• **What the task requires**
Please count the lines in this listing that include the string "gmail", and give only the number.

• **Data to examine**
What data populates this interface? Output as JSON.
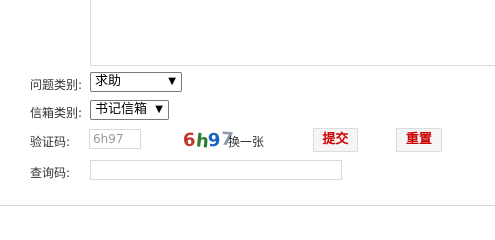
{
  "form": {
    "category": {
      "label": "问题类别:",
      "selected": "求助"
    },
    "mailbox": {
      "label": "信箱类别:",
      "selected": "书记信箱"
    },
    "captcha": {
      "label": "验证码:",
      "input_value": "6h97",
      "image_chars": [
        {
          "char": "6",
          "color": "#c0392b"
        },
        {
          "char": "h",
          "color": "#2e7d32"
        },
        {
          "char": "9",
          "color": "#1565c0"
        },
        {
          "char": "7",
          "color": "#8e9aa8"
        }
      ],
      "refresh_label": "换一张"
    },
    "buttons": {
      "submit_label": "提交",
      "reset_label": "重置"
    },
    "query": {
      "label": "查询码:",
      "value": ""
    }
  },
  "colors": {
    "button_text": "#cc0000",
    "border": "#d9d9d9"
  }
}
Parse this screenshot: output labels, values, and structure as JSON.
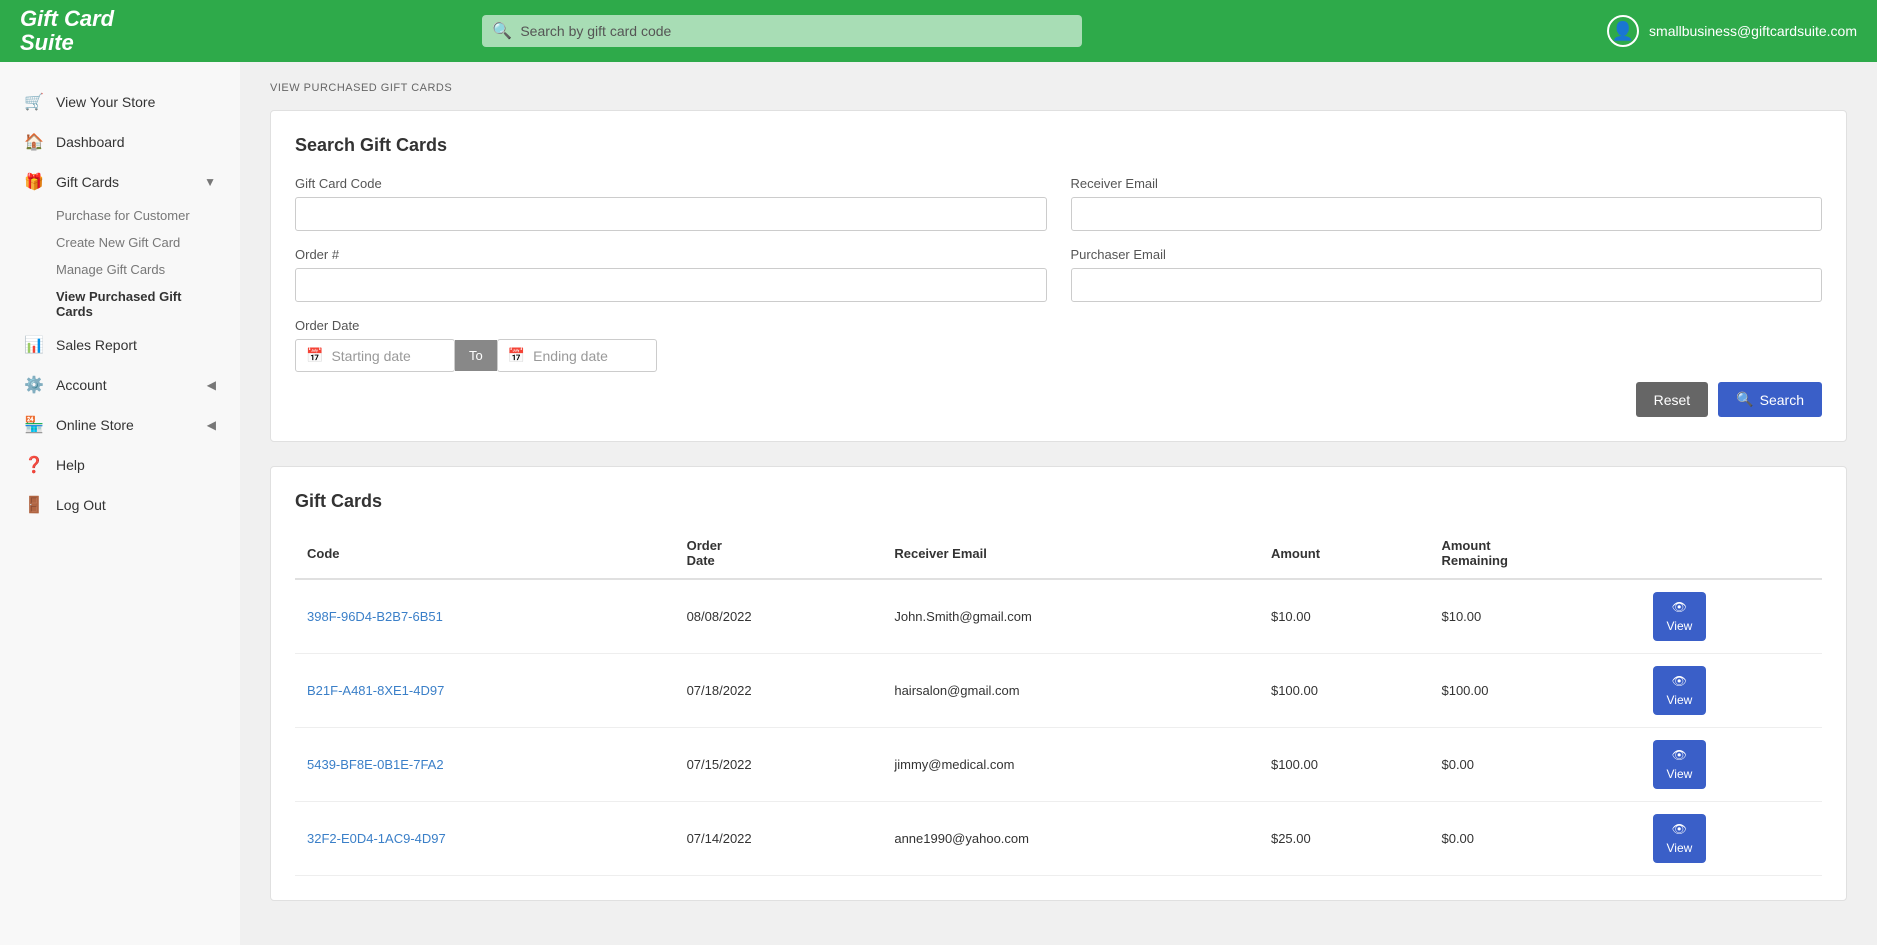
{
  "header": {
    "logo_line1": "Gift Card",
    "logo_line2": "Suite",
    "search_placeholder": "Search by gift card code",
    "user_email": "smallbusiness@giftcardsuite.com"
  },
  "sidebar": {
    "items": [
      {
        "id": "view-store",
        "label": "View Your Store",
        "icon": "🛒",
        "arrow": ""
      },
      {
        "id": "dashboard",
        "label": "Dashboard",
        "icon": "🏠",
        "arrow": ""
      },
      {
        "id": "gift-cards",
        "label": "Gift Cards",
        "icon": "🎁",
        "arrow": "▼"
      },
      {
        "id": "sales-report",
        "label": "Sales Report",
        "icon": "📊",
        "arrow": ""
      },
      {
        "id": "account",
        "label": "Account",
        "icon": "⚙️",
        "arrow": "◀"
      },
      {
        "id": "online-store",
        "label": "Online Store",
        "icon": "🏪",
        "arrow": "◀"
      },
      {
        "id": "help",
        "label": "Help",
        "icon": "❓",
        "arrow": ""
      },
      {
        "id": "log-out",
        "label": "Log Out",
        "icon": "🚪",
        "arrow": ""
      }
    ],
    "gift_card_subitems": [
      {
        "id": "purchase-for-customer",
        "label": "Purchase for Customer",
        "active": false
      },
      {
        "id": "create-new-gift-card",
        "label": "Create New Gift Card",
        "active": false
      },
      {
        "id": "manage-gift-cards",
        "label": "Manage Gift Cards",
        "active": false
      },
      {
        "id": "view-purchased-gift-cards",
        "label": "View Purchased Gift Cards",
        "active": true
      }
    ]
  },
  "breadcrumb": "VIEW PURCHASED GIFT CARDS",
  "search_section": {
    "title": "Search Gift Cards",
    "gift_card_code_label": "Gift Card Code",
    "gift_card_code_placeholder": "",
    "receiver_email_label": "Receiver Email",
    "receiver_email_placeholder": "",
    "order_number_label": "Order #",
    "order_number_placeholder": "",
    "purchaser_email_label": "Purchaser Email",
    "purchaser_email_placeholder": "",
    "order_date_label": "Order Date",
    "starting_date_placeholder": "Starting date",
    "to_label": "To",
    "ending_date_placeholder": "Ending date",
    "reset_label": "Reset",
    "search_label": "Search"
  },
  "table": {
    "title": "Gift Cards",
    "columns": [
      "Code",
      "Order Date",
      "Receiver Email",
      "Amount",
      "Amount Remaining",
      ""
    ],
    "rows": [
      {
        "code": "398F-96D4-B2B7-6B51",
        "order_date": "08/08/2022",
        "receiver_email": "John.Smith@gmail.com",
        "amount": "$10.00",
        "amount_remaining": "$10.00",
        "view_label": "View"
      },
      {
        "code": "B21F-A481-8XE1-4D97",
        "order_date": "07/18/2022",
        "receiver_email": "hairsalon@gmail.com",
        "amount": "$100.00",
        "amount_remaining": "$100.00",
        "view_label": "View"
      },
      {
        "code": "5439-BF8E-0B1E-7FA2",
        "order_date": "07/15/2022",
        "receiver_email": "jimmy@medical.com",
        "amount": "$100.00",
        "amount_remaining": "$0.00",
        "view_label": "View"
      },
      {
        "code": "32F2-E0D4-1AC9-4D97",
        "order_date": "07/14/2022",
        "receiver_email": "anne1990@yahoo.com",
        "amount": "$25.00",
        "amount_remaining": "$0.00",
        "view_label": "View"
      }
    ]
  }
}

• **Response**
2